> [What is being asked] Although the entries contain pictures, copy only their text, exactly as written.

(Data about app and page elements)
>>>

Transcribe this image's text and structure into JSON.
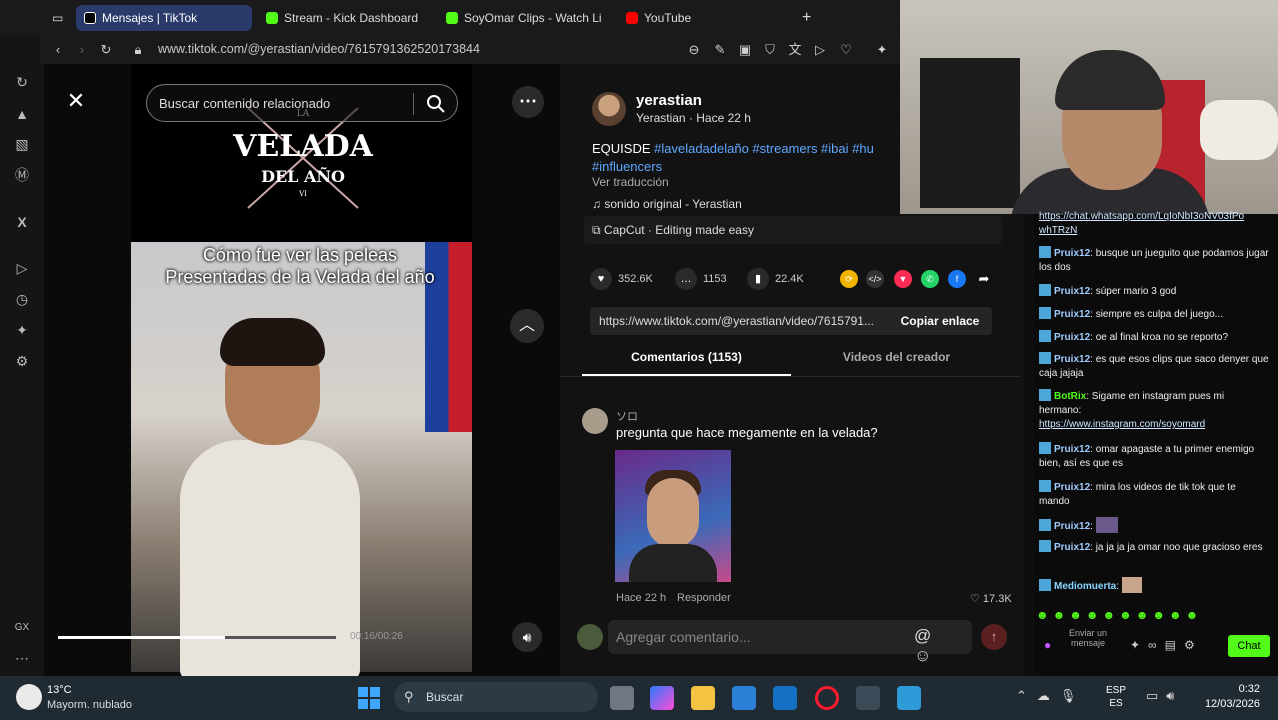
{
  "browser": {
    "tabs": [
      {
        "label": "Mensajes | TikTok",
        "active": true,
        "color": "#ffffff"
      },
      {
        "label": "Stream - Kick Dashboard",
        "active": false,
        "color": "#53fc18"
      },
      {
        "label": "SoyOmar Clips - Watch Li",
        "active": false,
        "color": "#53fc18"
      },
      {
        "label": "YouTube",
        "active": false,
        "color": "#ff0000"
      }
    ],
    "new_tab": "+",
    "url": "www.tiktok.com/@yerastian/video/7615791362520173844"
  },
  "video": {
    "search_placeholder": "Buscar contenido relacionado",
    "logo_line1": "LA",
    "logo_line2": "VELADA",
    "logo_line3": "DEL AÑO",
    "logo_line4": "VI",
    "caption": "Cómo fue ver las peleas Presentadas de la Velada del año",
    "time": "00:16/00:26",
    "progress": 0.6
  },
  "post": {
    "author": "yerastian",
    "meta": "Yerastian · Hace 22 h",
    "desc_text": "EQUISDE ",
    "hashtags": "#laveladadelaño #streamers #ibai #hu",
    "hashtags_2": "#influencers",
    "translate": "Ver traducción",
    "sound": "sonido original - Yerastian",
    "capcut": "CapCut · Editing made easy",
    "likes": "352.6K",
    "comments": "1153",
    "saves": "22.4K",
    "link": "https://www.tiktok.com/@yerastian/video/7615791...",
    "copy_label": "Copiar enlace",
    "tab_comments": "Comentarios (1153)",
    "tab_videos": "Videos del creador"
  },
  "comment": {
    "user": "ソロ",
    "text": "pregunta que hace megamente en la velada?",
    "time": "Hace 22 h",
    "reply": "Responder",
    "likes": "17.3K"
  },
  "add_comment": {
    "placeholder": "Agregar comentario...",
    "icons": "@ ☺"
  },
  "chat": {
    "lines": [
      {
        "user": "",
        "text": "",
        "link": "https://chat.whatsapp.com/LqIoNbI3oNV03fPo whTRzN"
      },
      {
        "user": "Pruix12",
        "text": ": busque un jueguito que podamos jugar los dos"
      },
      {
        "user": "Pruix12",
        "text": ": súper mario 3 god"
      },
      {
        "user": "Pruix12",
        "text": ": siempre es culpa del juego..."
      },
      {
        "user": "Pruix12",
        "text": ": oe al final kroa no se reporto?"
      },
      {
        "user": "Pruix12",
        "text": ": es que esos clips que saco denyer que caja jajaja"
      },
      {
        "user": "BotRix",
        "text": ": Sigame en instagram pues mi hermano:",
        "link": "https://www.instagram.com/soyomard"
      },
      {
        "user": "Pruix12",
        "text": ": omar apagaste a tu primer enemigo bien, así es que es"
      },
      {
        "user": "Pruix12",
        "text": ": mira los videos de tik tok que te mando"
      },
      {
        "user": "Pruix12",
        "text": ":"
      },
      {
        "user": "Pruix12",
        "text": ": ja ja ja ja omar noo que gracioso eres"
      },
      {
        "user": "Mediomuerta",
        "text": ":"
      }
    ],
    "send_label": "Enviar un mensaje",
    "chat_button": "Chat"
  },
  "taskbar": {
    "temp": "13°C",
    "weather": "Mayorm. nublado",
    "search": "Buscar",
    "lang_1": "ESP",
    "lang_2": "ES",
    "time": "0:32",
    "date": "12/03/2026"
  },
  "colors": {
    "accent_hashtag": "#60a8ff",
    "kick_green": "#53fc18"
  }
}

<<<

> [Answer area]
Transcribe this image's text and structure into JSON.
{
  "browser": {
    "tabs": [
      {
        "label": "Mensajes | TikTok",
        "active": true,
        "color": "#ffffff"
      },
      {
        "label": "Stream - Kick Dashboard",
        "active": false,
        "color": "#53fc18"
      },
      {
        "label": "SoyOmar Clips - Watch Li",
        "active": false,
        "color": "#53fc18"
      },
      {
        "label": "YouTube",
        "active": false,
        "color": "#ff0000"
      }
    ],
    "new_tab": "+",
    "url": "www.tiktok.com/@yerastian/video/7615791362520173844"
  },
  "video": {
    "search_placeholder": "Buscar contenido relacionado",
    "logo_line1": "LA",
    "logo_line2": "VELADA",
    "logo_line3": "DEL AÑO",
    "logo_line4": "VI",
    "caption": "Cómo fue ver las peleas Presentadas de la Velada del año",
    "time": "00:16/00:26",
    "progress": 0.6
  },
  "post": {
    "author": "yerastian",
    "meta": "Yerastian · Hace 22 h",
    "desc_text": "EQUISDE ",
    "hashtags": "#laveladadelaño #streamers #ibai #hu",
    "hashtags_2": "#influencers",
    "translate": "Ver traducción",
    "sound": "sonido original - Yerastian",
    "capcut": "CapCut · Editing made easy",
    "likes": "352.6K",
    "comments": "1153",
    "saves": "22.4K",
    "link": "https://www.tiktok.com/@yerastian/video/7615791...",
    "copy_label": "Copiar enlace",
    "tab_comments": "Comentarios (1153)",
    "tab_videos": "Videos del creador"
  },
  "comment": {
    "user": "ソロ",
    "text": "pregunta que hace megamente en la velada?",
    "time": "Hace 22 h",
    "reply": "Responder",
    "likes": "17.3K"
  },
  "add_comment": {
    "placeholder": "Agregar comentario...",
    "icons": "@ ☺"
  },
  "chat": {
    "lines": [
      {
        "user": "",
        "text": "",
        "link": "https://chat.whatsapp.com/LqIoNbI3oNV03fPo whTRzN"
      },
      {
        "user": "Pruix12",
        "text": ": busque un jueguito que podamos jugar los dos"
      },
      {
        "user": "Pruix12",
        "text": ": súper mario 3 god"
      },
      {
        "user": "Pruix12",
        "text": ": siempre es culpa del juego..."
      },
      {
        "user": "Pruix12",
        "text": ": oe al final kroa no se reporto?"
      },
      {
        "user": "Pruix12",
        "text": ": es que esos clips que saco denyer que caja jajaja"
      },
      {
        "user": "BotRix",
        "text": ": Sigame en instagram pues mi hermano:",
        "link": "https://www.instagram.com/soyomard"
      },
      {
        "user": "Pruix12",
        "text": ": omar apagaste a tu primer enemigo bien, así es que es"
      },
      {
        "user": "Pruix12",
        "text": ": mira los videos de tik tok que te mando"
      },
      {
        "user": "Pruix12",
        "text": ":"
      },
      {
        "user": "Pruix12",
        "text": ": ja ja ja ja omar noo que gracioso eres"
      },
      {
        "user": "Mediomuerta",
        "text": ":"
      }
    ],
    "send_label": "Enviar un mensaje",
    "chat_button": "Chat"
  },
  "taskbar": {
    "temp": "13°C",
    "weather": "Mayorm. nublado",
    "search": "Buscar",
    "lang_1": "ESP",
    "lang_2": "ES",
    "time": "0:32",
    "date": "12/03/2026"
  },
  "colors": {
    "accent_hashtag": "#60a8ff",
    "kick_green": "#53fc18"
  }
}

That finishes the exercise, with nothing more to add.